§ What you are asked to do
Look through the data that follows and copy each line with the string "Probes".

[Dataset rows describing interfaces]
*** Block opens ***
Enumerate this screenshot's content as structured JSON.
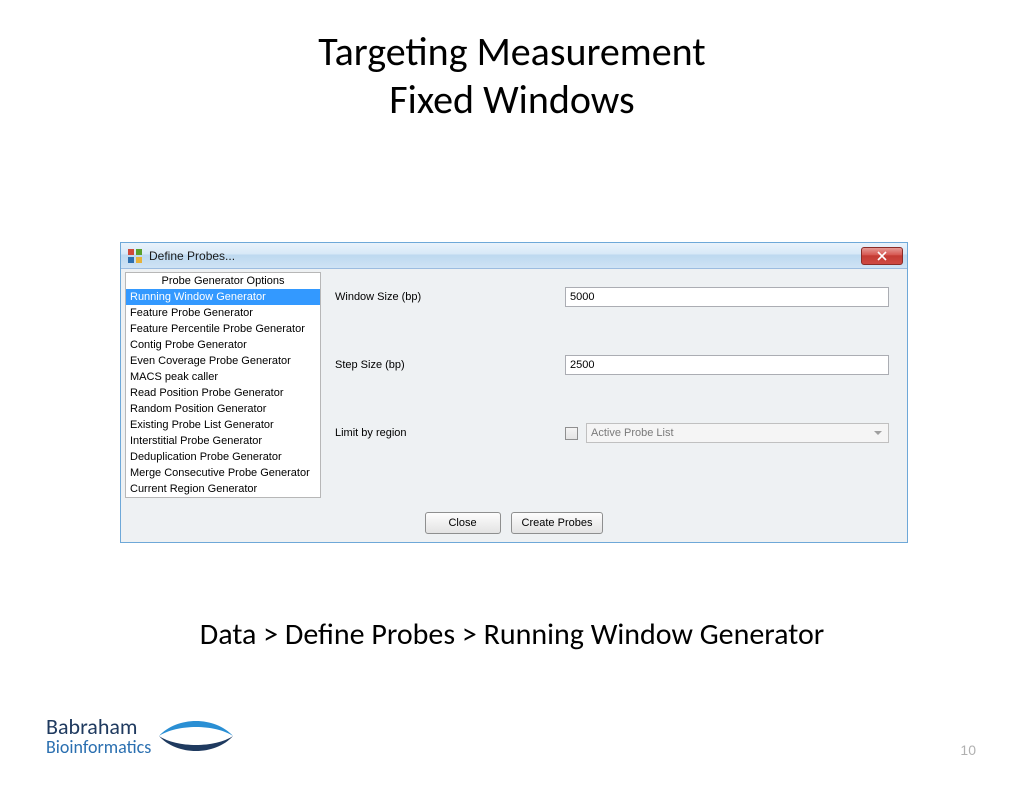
{
  "slide": {
    "title_line1": "Targeting Measurement",
    "title_line2": "Fixed Windows",
    "breadcrumb": "Data > Define Probes > Running Window Generator",
    "page_number": "10"
  },
  "logo": {
    "line1": "Babraham",
    "line2": "Bioinformatics"
  },
  "dialog": {
    "title": "Define Probes...",
    "sidebar_header": "Probe Generator Options",
    "options": [
      "Running Window Generator",
      "Feature Probe Generator",
      "Feature Percentile Probe Generator",
      "Contig Probe Generator",
      "Even Coverage Probe Generator",
      "MACS peak caller",
      "Read Position Probe Generator",
      "Random Position Generator",
      "Existing Probe List Generator",
      "Interstitial Probe Generator",
      "Deduplication Probe Generator",
      "Merge Consecutive Probe Generator",
      "Current Region Generator"
    ],
    "selected_index": 0,
    "form": {
      "window_size_label": "Window Size (bp)",
      "window_size_value": "5000",
      "step_size_label": "Step Size (bp)",
      "step_size_value": "2500",
      "limit_label": "Limit by region",
      "limit_dropdown": "Active Probe List"
    },
    "buttons": {
      "close": "Close",
      "create": "Create Probes"
    }
  }
}
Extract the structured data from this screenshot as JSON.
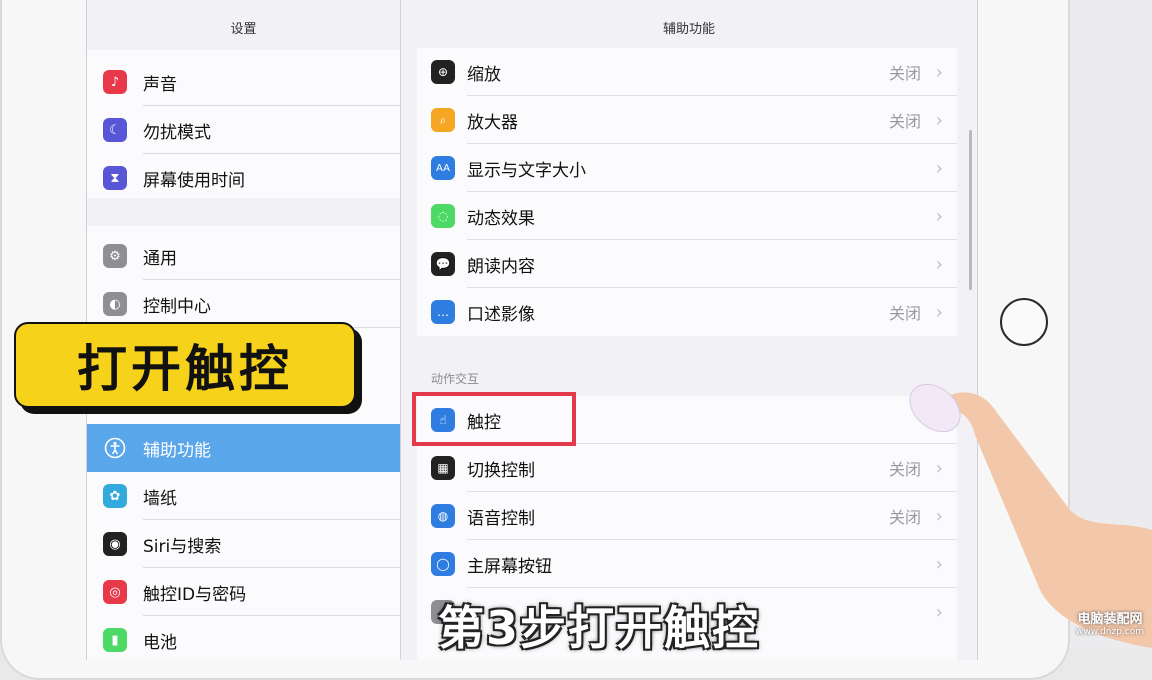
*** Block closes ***
§ Exercise solution
    "breadcrumb": "Data > Define Probes > Running Window Generator",
    "title": "Define Probes...",
      "create": "Create Probes"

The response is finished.